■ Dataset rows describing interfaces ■
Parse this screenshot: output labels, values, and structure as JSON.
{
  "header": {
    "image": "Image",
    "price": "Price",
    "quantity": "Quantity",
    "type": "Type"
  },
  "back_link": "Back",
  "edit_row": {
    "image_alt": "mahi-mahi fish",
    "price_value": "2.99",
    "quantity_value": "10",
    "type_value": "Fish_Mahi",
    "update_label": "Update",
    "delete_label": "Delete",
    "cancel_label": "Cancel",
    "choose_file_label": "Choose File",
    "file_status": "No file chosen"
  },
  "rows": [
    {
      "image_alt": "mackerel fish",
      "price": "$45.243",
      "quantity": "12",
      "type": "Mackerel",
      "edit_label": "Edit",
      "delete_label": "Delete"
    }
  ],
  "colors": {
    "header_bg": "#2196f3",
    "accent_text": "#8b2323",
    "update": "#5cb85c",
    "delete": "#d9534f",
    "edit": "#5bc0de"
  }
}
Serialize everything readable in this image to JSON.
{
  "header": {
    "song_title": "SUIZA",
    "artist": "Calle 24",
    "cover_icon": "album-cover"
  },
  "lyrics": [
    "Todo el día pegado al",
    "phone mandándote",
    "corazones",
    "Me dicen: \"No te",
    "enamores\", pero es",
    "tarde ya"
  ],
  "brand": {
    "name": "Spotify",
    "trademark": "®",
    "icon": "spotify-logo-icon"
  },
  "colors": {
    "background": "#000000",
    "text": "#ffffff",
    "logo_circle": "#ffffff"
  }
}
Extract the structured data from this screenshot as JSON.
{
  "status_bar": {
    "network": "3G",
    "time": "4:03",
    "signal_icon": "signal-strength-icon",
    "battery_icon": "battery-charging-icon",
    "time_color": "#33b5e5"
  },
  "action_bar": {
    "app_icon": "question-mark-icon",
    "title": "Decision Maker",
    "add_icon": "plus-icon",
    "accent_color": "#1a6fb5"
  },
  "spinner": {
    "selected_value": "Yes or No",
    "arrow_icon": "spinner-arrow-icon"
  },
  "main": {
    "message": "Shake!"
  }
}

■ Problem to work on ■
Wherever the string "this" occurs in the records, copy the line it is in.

■ Answer box ■
Parse this screenshot: output labels, values, and structure as JSON.
Serialize everything readable in this image to JSON.
Extract the structured data from this screenshot as JSON.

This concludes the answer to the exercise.